- Exercise directions
What is needed is each line of the data below that holds the string "JSON".

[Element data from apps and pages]
□ □ □ □ □
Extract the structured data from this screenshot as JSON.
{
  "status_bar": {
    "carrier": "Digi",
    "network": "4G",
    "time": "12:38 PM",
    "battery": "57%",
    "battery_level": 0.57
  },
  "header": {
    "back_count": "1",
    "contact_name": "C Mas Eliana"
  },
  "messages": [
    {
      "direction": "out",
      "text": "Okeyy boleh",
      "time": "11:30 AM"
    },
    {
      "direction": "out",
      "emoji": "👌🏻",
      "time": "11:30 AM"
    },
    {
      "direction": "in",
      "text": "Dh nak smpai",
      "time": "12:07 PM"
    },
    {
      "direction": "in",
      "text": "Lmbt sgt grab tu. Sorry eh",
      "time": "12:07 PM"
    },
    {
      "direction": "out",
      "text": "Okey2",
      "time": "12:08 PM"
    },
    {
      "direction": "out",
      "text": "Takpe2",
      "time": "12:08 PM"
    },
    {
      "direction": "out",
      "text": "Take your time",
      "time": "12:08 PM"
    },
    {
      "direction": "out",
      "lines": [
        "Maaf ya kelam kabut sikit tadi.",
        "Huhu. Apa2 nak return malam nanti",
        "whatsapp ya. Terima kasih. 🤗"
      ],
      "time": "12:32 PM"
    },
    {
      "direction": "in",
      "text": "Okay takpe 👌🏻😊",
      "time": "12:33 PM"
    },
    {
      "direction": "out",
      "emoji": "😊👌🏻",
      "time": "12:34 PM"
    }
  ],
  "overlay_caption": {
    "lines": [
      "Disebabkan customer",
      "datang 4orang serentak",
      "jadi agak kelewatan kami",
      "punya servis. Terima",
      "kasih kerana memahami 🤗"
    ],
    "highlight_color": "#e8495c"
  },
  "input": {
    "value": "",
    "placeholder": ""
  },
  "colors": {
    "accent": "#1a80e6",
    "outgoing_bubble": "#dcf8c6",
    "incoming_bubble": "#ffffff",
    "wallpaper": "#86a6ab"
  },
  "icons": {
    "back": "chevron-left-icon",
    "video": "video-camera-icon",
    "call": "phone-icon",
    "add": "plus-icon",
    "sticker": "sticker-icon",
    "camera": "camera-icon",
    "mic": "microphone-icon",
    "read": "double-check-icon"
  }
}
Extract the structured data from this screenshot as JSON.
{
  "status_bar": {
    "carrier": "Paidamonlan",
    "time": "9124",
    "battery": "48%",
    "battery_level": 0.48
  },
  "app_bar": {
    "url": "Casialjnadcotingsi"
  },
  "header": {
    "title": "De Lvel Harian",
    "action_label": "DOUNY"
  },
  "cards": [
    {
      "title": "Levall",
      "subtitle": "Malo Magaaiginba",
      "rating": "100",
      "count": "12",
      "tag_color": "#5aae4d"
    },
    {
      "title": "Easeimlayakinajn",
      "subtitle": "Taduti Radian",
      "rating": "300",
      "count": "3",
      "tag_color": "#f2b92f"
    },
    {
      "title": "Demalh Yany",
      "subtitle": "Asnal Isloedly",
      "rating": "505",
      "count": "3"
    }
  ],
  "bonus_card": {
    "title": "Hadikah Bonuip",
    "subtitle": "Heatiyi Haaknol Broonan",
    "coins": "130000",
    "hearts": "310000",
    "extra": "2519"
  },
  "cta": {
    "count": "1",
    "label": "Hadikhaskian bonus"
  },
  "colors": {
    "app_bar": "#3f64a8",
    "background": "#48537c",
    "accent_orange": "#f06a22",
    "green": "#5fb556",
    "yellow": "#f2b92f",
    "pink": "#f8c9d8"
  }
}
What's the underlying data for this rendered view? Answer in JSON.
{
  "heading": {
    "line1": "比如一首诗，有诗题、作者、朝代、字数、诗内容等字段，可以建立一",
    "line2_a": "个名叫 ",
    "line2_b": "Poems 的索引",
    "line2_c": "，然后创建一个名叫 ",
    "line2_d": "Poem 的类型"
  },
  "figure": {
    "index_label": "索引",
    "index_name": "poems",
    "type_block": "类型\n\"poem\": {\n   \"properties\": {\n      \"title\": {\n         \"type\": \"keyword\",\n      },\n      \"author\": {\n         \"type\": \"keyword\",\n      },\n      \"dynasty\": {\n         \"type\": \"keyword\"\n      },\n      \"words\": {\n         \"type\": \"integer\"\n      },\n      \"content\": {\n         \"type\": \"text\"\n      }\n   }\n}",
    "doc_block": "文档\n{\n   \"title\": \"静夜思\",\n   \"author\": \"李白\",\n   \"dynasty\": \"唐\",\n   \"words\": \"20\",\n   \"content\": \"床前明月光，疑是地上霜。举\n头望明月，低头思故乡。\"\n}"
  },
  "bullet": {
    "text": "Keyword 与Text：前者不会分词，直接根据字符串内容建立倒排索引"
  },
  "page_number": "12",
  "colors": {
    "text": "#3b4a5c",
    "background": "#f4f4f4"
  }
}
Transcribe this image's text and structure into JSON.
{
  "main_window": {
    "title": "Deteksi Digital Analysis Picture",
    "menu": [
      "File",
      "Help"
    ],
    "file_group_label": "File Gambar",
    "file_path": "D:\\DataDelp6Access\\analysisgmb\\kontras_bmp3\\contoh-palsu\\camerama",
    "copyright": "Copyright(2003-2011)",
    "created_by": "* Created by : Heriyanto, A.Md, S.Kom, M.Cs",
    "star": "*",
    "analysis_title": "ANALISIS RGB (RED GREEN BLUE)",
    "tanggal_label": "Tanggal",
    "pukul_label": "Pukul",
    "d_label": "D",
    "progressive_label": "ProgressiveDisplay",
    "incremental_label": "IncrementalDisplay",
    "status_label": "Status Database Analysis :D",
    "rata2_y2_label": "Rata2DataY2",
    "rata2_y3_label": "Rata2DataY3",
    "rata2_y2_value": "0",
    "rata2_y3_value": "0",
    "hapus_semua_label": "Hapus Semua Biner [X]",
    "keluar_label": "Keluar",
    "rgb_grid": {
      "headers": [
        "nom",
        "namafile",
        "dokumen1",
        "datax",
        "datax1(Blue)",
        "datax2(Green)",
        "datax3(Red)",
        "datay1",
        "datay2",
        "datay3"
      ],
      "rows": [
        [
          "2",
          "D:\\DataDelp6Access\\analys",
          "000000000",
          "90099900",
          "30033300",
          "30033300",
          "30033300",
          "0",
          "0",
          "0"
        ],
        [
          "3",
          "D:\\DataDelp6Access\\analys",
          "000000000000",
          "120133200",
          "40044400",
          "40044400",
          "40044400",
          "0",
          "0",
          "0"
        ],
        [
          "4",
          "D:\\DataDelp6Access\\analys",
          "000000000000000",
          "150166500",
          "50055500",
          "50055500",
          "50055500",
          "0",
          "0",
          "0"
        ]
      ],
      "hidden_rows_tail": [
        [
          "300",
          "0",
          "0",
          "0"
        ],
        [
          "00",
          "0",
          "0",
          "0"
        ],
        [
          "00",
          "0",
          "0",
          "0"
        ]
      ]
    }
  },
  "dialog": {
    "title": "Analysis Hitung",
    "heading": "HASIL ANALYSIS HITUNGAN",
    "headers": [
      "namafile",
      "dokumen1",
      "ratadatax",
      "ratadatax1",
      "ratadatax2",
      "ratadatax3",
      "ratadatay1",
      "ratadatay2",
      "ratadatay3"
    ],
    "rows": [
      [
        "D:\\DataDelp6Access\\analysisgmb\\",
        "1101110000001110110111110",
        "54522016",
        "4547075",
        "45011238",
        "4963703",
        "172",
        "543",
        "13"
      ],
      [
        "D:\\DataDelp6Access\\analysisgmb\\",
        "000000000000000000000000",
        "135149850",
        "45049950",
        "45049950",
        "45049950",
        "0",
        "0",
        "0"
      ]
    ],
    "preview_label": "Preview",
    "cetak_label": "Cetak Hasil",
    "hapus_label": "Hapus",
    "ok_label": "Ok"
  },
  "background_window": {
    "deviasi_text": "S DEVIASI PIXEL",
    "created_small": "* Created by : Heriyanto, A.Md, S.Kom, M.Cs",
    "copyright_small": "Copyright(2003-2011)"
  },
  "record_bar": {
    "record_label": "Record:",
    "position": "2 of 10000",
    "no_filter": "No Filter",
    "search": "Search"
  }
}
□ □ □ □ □
- Exercise answer
Extract the structured data from this screenshot as JSON.
Extract the structured data from this screenshot as JSON.
What's the underlying data for this rendered view? Answer in JSON.
Transcribe this image's text and structure into JSON.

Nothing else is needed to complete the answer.